• **RAW DATA**:
• • • • •
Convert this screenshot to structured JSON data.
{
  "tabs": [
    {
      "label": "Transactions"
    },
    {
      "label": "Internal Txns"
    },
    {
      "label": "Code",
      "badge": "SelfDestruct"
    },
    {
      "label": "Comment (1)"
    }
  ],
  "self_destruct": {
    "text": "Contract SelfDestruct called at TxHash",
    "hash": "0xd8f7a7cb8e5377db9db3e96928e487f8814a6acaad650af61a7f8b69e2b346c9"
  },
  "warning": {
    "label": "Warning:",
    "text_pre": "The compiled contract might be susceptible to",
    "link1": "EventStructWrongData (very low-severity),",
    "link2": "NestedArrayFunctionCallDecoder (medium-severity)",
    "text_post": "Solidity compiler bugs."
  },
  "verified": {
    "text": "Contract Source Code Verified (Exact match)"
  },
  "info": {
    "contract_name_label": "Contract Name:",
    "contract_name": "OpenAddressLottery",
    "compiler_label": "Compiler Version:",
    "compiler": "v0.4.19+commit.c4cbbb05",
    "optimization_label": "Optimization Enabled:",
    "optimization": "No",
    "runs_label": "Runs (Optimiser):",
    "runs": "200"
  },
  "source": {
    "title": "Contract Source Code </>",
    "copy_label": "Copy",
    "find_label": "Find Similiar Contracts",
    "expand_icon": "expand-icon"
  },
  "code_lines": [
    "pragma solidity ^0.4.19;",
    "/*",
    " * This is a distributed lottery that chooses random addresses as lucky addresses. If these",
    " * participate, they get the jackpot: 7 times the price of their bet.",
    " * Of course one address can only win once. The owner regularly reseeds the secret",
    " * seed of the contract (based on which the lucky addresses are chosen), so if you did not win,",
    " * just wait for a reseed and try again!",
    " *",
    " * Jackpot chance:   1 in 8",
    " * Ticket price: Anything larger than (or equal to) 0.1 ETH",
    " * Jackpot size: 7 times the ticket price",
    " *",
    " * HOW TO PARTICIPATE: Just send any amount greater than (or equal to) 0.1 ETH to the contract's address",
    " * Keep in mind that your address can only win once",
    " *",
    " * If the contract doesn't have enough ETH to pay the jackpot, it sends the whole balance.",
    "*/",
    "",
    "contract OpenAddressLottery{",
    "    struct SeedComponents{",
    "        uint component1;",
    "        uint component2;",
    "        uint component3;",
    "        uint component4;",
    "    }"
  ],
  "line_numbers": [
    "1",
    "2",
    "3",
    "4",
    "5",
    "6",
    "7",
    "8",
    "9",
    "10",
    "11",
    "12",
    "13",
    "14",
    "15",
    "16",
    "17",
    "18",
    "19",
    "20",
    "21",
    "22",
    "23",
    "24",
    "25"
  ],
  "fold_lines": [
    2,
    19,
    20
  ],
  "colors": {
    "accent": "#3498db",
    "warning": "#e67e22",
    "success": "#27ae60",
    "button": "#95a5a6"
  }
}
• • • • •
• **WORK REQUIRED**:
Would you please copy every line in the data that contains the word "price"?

• **ANSWER TO THIS TASK**:
    " * participate, they get the jackpot: 7 times the price of their bet.",
    " * Ticket price: Anything larger than (or equal to) 0.1 ETH",
    " * Jackpot size: 7 times the ticket price",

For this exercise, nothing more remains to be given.